▶ _WHAT YOU NEED TO DO_:
Whichever lines of the entries hold the word "glyph" should be identified and copied.

Web page and app entries
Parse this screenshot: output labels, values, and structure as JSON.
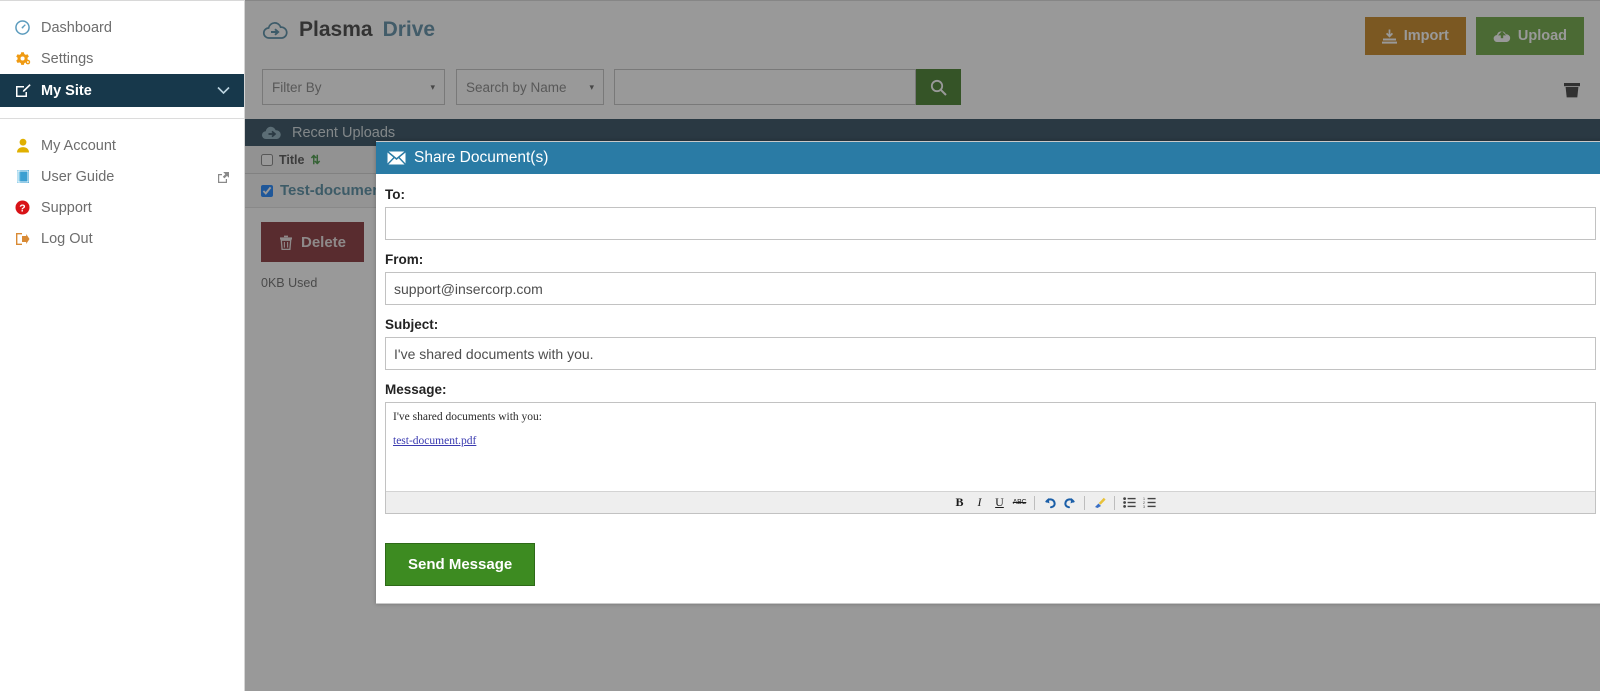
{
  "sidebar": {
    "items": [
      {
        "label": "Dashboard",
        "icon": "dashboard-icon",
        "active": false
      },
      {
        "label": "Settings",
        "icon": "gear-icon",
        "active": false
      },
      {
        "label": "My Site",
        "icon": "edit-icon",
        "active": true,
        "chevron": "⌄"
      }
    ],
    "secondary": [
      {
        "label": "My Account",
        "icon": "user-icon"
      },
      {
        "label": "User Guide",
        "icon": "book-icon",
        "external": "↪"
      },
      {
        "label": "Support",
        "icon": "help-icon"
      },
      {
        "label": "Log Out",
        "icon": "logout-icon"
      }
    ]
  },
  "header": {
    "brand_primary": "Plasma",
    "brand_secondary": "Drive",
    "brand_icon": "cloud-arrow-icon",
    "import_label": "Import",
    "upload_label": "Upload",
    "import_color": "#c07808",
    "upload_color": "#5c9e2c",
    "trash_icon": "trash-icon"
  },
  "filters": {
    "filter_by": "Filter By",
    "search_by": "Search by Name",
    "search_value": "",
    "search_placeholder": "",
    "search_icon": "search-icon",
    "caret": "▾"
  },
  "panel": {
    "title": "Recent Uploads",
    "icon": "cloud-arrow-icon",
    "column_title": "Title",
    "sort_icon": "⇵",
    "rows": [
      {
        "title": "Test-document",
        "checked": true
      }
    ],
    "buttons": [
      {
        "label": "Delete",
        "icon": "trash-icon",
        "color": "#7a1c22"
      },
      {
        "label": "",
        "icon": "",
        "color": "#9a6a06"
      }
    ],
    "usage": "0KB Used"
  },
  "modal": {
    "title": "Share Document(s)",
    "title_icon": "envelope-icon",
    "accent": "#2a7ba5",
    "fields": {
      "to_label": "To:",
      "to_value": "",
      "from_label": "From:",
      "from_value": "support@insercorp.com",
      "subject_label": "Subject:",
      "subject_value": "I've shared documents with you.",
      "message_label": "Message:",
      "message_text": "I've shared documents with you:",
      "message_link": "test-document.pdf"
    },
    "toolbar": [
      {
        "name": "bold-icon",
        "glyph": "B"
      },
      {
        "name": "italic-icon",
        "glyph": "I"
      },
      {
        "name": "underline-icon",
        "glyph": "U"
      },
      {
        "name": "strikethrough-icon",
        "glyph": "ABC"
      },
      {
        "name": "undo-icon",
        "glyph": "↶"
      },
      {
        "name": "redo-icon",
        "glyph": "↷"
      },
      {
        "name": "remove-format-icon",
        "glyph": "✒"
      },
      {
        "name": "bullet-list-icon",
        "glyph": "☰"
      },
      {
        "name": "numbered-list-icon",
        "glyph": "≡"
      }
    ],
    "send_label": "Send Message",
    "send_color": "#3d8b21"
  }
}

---

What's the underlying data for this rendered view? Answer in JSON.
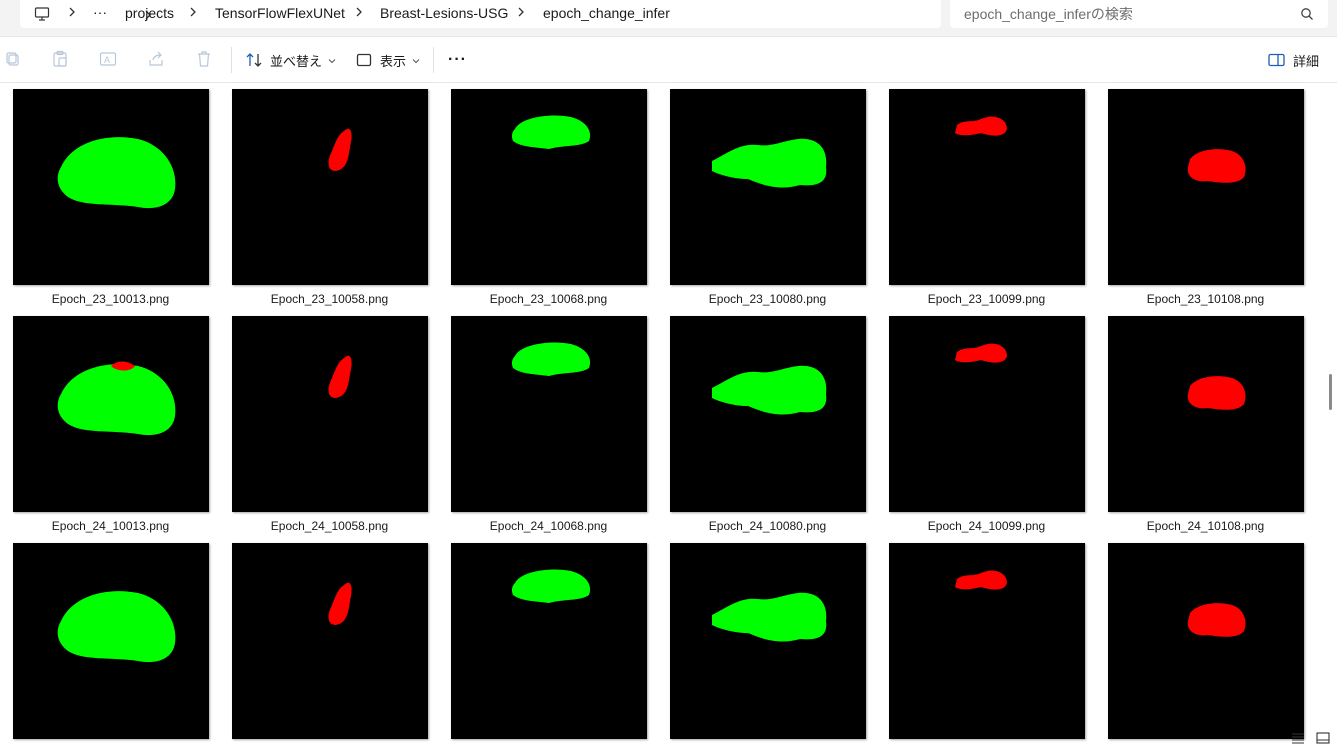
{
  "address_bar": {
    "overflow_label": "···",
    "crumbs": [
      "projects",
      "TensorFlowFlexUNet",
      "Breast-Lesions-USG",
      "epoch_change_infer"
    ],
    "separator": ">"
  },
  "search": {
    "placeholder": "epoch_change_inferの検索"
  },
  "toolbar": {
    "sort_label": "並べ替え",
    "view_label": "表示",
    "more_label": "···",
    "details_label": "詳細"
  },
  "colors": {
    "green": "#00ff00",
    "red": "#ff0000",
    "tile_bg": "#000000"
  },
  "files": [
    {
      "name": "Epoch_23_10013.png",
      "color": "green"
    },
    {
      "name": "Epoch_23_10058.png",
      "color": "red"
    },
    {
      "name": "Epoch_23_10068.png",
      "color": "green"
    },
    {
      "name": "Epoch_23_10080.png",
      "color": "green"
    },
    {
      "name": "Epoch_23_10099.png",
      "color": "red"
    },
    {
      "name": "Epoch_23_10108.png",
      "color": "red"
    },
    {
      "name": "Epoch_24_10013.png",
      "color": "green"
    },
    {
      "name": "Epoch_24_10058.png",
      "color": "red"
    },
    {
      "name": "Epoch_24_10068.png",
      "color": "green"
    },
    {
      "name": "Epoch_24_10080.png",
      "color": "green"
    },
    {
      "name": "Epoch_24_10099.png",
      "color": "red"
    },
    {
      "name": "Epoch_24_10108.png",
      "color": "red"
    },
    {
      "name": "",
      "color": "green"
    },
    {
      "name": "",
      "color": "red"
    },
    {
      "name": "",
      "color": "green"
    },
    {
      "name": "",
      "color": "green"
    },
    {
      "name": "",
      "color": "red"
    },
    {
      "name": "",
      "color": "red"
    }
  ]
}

▶ _OUTPUT OF THE TASK_:
        "glyph": "B"
        "glyph": "I"
        "glyph": "U"
        "glyph": "ABC"
        "glyph": "↶"
        "glyph": "↷"
        "glyph": "✒"
        "glyph": "☰"
        "glyph": "≡"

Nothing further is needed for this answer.